--- Activity ---
Scan the data below for lines containing the string "您的域名需要有中华人民共和国ICP备案" and give only how many there are.

--- Extracted data ---
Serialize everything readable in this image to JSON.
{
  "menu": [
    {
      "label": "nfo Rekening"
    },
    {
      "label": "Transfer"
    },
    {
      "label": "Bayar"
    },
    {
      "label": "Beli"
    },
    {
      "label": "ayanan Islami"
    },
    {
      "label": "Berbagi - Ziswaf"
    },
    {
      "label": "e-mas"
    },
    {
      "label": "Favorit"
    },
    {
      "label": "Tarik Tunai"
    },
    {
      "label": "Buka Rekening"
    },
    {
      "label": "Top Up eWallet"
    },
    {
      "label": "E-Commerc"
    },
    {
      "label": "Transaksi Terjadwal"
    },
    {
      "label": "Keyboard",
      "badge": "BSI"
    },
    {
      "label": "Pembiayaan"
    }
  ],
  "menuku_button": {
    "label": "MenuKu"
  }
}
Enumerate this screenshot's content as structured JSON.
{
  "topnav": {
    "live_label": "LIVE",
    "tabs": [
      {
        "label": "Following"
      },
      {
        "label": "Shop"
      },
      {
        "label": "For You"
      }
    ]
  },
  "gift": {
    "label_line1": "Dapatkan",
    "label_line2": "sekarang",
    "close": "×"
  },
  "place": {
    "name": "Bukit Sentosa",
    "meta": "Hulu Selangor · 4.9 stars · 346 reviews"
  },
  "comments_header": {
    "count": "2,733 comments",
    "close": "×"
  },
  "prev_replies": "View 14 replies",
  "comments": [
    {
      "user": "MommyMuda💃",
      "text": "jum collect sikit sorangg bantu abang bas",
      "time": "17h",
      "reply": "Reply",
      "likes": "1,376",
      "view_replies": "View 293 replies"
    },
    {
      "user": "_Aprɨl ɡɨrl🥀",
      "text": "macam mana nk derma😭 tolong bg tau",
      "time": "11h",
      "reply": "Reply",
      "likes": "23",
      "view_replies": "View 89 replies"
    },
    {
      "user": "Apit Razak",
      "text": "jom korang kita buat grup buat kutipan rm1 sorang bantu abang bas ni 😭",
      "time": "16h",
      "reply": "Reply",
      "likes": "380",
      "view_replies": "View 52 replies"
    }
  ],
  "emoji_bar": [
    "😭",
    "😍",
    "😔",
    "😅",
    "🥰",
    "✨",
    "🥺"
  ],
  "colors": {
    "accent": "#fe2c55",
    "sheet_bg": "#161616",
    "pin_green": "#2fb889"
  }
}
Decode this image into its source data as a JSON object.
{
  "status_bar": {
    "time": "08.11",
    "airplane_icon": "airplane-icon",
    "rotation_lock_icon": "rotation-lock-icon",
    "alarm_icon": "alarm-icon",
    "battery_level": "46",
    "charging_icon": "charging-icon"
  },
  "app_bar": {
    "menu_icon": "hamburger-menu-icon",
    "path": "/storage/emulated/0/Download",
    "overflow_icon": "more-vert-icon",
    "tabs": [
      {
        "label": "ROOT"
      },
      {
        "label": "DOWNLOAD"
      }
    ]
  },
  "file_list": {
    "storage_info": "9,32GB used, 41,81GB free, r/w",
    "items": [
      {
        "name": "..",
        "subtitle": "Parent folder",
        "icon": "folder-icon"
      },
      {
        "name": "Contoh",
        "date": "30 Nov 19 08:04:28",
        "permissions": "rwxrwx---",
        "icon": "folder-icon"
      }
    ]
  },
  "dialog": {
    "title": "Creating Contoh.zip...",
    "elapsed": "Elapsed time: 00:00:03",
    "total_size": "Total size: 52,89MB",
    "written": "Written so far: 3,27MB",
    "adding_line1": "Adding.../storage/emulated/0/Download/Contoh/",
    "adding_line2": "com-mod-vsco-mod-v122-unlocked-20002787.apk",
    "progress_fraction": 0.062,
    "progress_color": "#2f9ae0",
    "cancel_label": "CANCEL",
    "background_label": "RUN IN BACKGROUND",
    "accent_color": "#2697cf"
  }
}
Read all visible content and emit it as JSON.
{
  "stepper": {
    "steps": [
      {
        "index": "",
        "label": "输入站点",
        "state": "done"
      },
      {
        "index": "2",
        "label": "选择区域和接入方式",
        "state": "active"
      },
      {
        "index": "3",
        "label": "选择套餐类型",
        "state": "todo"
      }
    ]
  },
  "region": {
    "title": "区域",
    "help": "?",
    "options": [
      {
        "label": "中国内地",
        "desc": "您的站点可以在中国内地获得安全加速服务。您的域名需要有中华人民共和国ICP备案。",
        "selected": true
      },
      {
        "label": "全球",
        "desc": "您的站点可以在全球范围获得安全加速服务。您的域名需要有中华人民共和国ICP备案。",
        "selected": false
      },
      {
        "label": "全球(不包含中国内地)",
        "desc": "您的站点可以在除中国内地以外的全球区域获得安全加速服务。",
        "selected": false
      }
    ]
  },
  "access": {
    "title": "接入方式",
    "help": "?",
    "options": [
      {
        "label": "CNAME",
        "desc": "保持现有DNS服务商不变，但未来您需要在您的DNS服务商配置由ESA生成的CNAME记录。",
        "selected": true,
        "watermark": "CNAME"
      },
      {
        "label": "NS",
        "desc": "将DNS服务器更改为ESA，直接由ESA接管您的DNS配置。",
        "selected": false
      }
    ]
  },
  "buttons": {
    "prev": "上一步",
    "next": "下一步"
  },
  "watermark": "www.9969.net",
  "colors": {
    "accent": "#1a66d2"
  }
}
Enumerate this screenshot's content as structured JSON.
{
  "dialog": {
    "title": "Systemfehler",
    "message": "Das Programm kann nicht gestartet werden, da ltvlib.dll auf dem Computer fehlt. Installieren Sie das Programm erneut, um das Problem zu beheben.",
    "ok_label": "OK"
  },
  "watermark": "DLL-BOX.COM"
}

--- Answer space ---
2